> [REQUIRED WORK]
Every entry below should be printed exactly, without its images.

[Excerpts from an interface dataset]
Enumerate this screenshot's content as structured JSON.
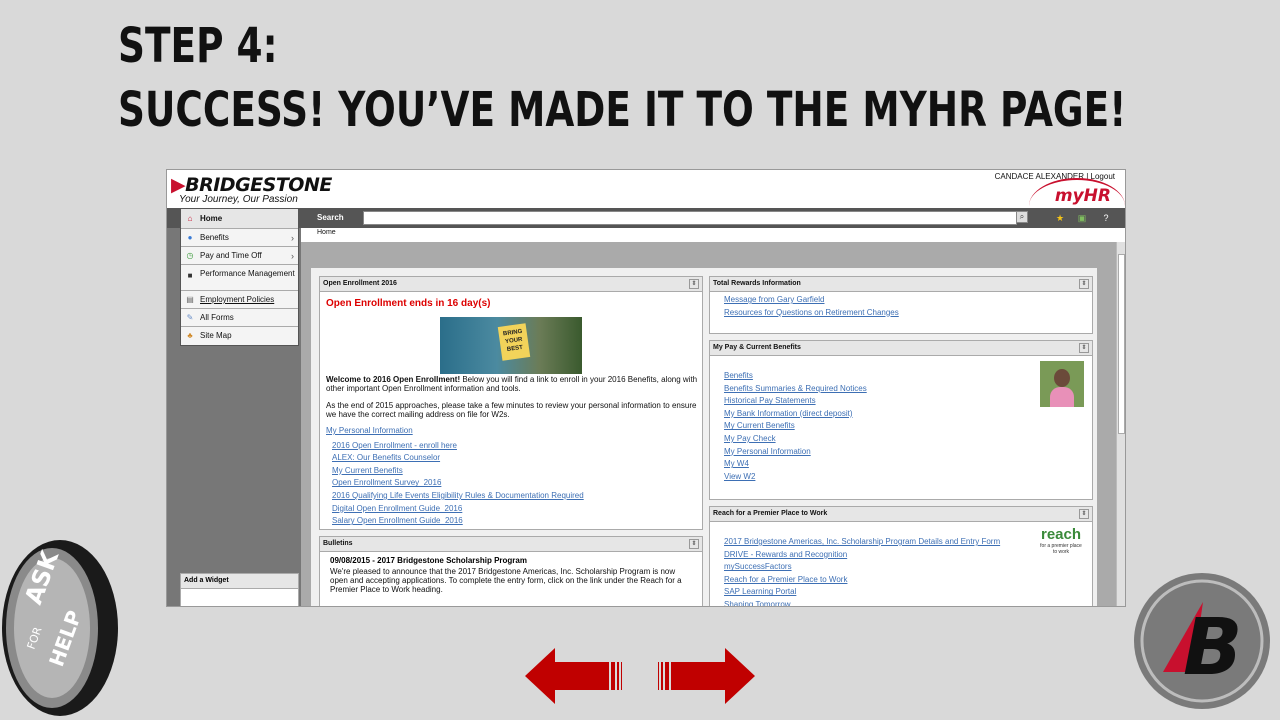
{
  "slide": {
    "title_line1": "STEP 4:",
    "title_line2": "SUCCESS! YOU’VE MADE IT TO THE MYHR PAGE!"
  },
  "header": {
    "logo_text": "BRIDGESTONE",
    "tagline": "Your Journey, Our Passion",
    "user_name": "CANDACE ALEXANDER",
    "separator": "|",
    "logout": "Logout",
    "myhr_logo": "myHR"
  },
  "search": {
    "label": "Search",
    "value": "",
    "button_icon": "magnifier-icon"
  },
  "breadcrumb": "Home",
  "sidebar": {
    "items": [
      {
        "label": "Home",
        "icon": "house-icon"
      },
      {
        "label": "Benefits",
        "icon": "globe-icon",
        "chevron": "›"
      },
      {
        "label": "Pay and Time Off",
        "icon": "clock-icon",
        "chevron": "›"
      },
      {
        "label": "Performance Management",
        "icon": "briefcase-icon"
      },
      {
        "label": "Employment Policies",
        "icon": "document-icon"
      },
      {
        "label": "All Forms",
        "icon": "form-icon"
      },
      {
        "label": "Site Map",
        "icon": "sitemap-icon"
      }
    ],
    "widget_label": "Add a Widget"
  },
  "open_enrollment": {
    "title": "Open Enrollment 2016",
    "alert": "Open Enrollment ends in 16 day(s)",
    "banner_text": "BRING YOUR BEST",
    "welcome_bold": "Welcome to 2016 Open Enrollment!",
    "welcome_rest": " Below you will find a link to enroll in your 2016 Benefits, along with other important Open Enrollment information and tools.",
    "para2": "As the end of 2015 approaches, please take a few minutes to review your personal information to ensure we have the correct mailing address on file for W2s.",
    "my_info_link": "My Personal Information",
    "links": [
      "2016 Open Enrollment - enroll here",
      "ALEX: Our Benefits Counselor",
      "My Current Benefits",
      "Open Enrollment Survey_2016",
      "2016 Qualifying Life Events Eligibility Rules & Documentation Required",
      "Digital Open Enrollment Guide_2016",
      "Salary Open Enrollment Guide_2016"
    ]
  },
  "bulletins": {
    "title": "Bulletins",
    "heading": "09/08/2015 - 2017 Bridgestone Scholarship Program",
    "text": "We're pleased to announce that the 2017 Bridgestone Americas, Inc. Scholarship Program is now open and accepting applications. To complete the entry form, click on the link under the Reach for a Premier Place to Work heading."
  },
  "total_rewards": {
    "title": "Total Rewards Information",
    "links": [
      "Message from Gary Garfield",
      "Resources for Questions on Retirement Changes"
    ]
  },
  "my_pay": {
    "title": "My Pay & Current Benefits",
    "links": [
      "Benefits",
      "Benefits Summaries & Required Notices",
      "Historical Pay Statements",
      "My Bank Information (direct deposit)",
      "My Current Benefits",
      "My Pay Check",
      "My Personal Information",
      "My W4",
      "View W2"
    ]
  },
  "reach": {
    "title": "Reach for a Premier Place to Work",
    "logo_big": "reach",
    "logo_small": "for a premier place to work",
    "links": [
      "2017 Bridgestone Americas, Inc. Scholarship Program Details and Entry Form",
      "DRIVE - Rewards and Recognition",
      "mySuccessFactors",
      "Reach for a Premier Place to Work",
      "SAP Learning Portal",
      "Shaping Tomorrow"
    ]
  },
  "decor": {
    "tire_text_1": "ASK",
    "tire_text_2": "FOR",
    "tire_text_3": "HELP",
    "badge_letter": "B"
  },
  "colors": {
    "brand_red": "#c8102e",
    "link_blue": "#3d6fb4",
    "arrow_red": "#c00000"
  }
}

> [ANSWER AREA]
Enumerate this screenshot's content as structured JSON.
{
  "slide": {
    "title_line1": "STEP 4:",
    "title_line2": "SUCCESS! YOU’VE MADE IT TO THE MYHR PAGE!"
  },
  "header": {
    "logo_text": "BRIDGESTONE",
    "tagline": "Your Journey, Our Passion",
    "user_name": "CANDACE ALEXANDER",
    "separator": "|",
    "logout": "Logout",
    "myhr_logo": "myHR"
  },
  "search": {
    "label": "Search",
    "value": "",
    "button_icon": "magnifier-icon"
  },
  "breadcrumb": "Home",
  "sidebar": {
    "items": [
      {
        "label": "Home",
        "icon": "house-icon"
      },
      {
        "label": "Benefits",
        "icon": "globe-icon",
        "chevron": "›"
      },
      {
        "label": "Pay and Time Off",
        "icon": "clock-icon",
        "chevron": "›"
      },
      {
        "label": "Performance Management",
        "icon": "briefcase-icon"
      },
      {
        "label": "Employment Policies",
        "icon": "document-icon"
      },
      {
        "label": "All Forms",
        "icon": "form-icon"
      },
      {
        "label": "Site Map",
        "icon": "sitemap-icon"
      }
    ],
    "widget_label": "Add a Widget"
  },
  "open_enrollment": {
    "title": "Open Enrollment 2016",
    "alert": "Open Enrollment ends in 16 day(s)",
    "banner_text": "BRING YOUR BEST",
    "welcome_bold": "Welcome to 2016 Open Enrollment!",
    "welcome_rest": " Below you will find a link to enroll in your 2016 Benefits, along with other important Open Enrollment information and tools.",
    "para2": "As the end of 2015 approaches, please take a few minutes to review your personal information to ensure we have the correct mailing address on file for W2s.",
    "my_info_link": "My Personal Information",
    "links": [
      "2016 Open Enrollment - enroll here",
      "ALEX: Our Benefits Counselor",
      "My Current Benefits",
      "Open Enrollment Survey_2016",
      "2016 Qualifying Life Events Eligibility Rules & Documentation Required",
      "Digital Open Enrollment Guide_2016",
      "Salary Open Enrollment Guide_2016"
    ]
  },
  "bulletins": {
    "title": "Bulletins",
    "heading": "09/08/2015 - 2017 Bridgestone Scholarship Program",
    "text": "We're pleased to announce that the 2017 Bridgestone Americas, Inc. Scholarship Program is now open and accepting applications. To complete the entry form, click on the link under the Reach for a Premier Place to Work heading."
  },
  "total_rewards": {
    "title": "Total Rewards Information",
    "links": [
      "Message from Gary Garfield",
      "Resources for Questions on Retirement Changes"
    ]
  },
  "my_pay": {
    "title": "My Pay & Current Benefits",
    "links": [
      "Benefits",
      "Benefits Summaries & Required Notices",
      "Historical Pay Statements",
      "My Bank Information (direct deposit)",
      "My Current Benefits",
      "My Pay Check",
      "My Personal Information",
      "My W4",
      "View W2"
    ]
  },
  "reach": {
    "title": "Reach for a Premier Place to Work",
    "logo_big": "reach",
    "logo_small": "for a premier place to work",
    "links": [
      "2017 Bridgestone Americas, Inc. Scholarship Program Details and Entry Form",
      "DRIVE - Rewards and Recognition",
      "mySuccessFactors",
      "Reach for a Premier Place to Work",
      "SAP Learning Portal",
      "Shaping Tomorrow"
    ]
  },
  "decor": {
    "tire_text_1": "ASK",
    "tire_text_2": "FOR",
    "tire_text_3": "HELP",
    "badge_letter": "B"
  },
  "colors": {
    "brand_red": "#c8102e",
    "link_blue": "#3d6fb4",
    "arrow_red": "#c00000"
  }
}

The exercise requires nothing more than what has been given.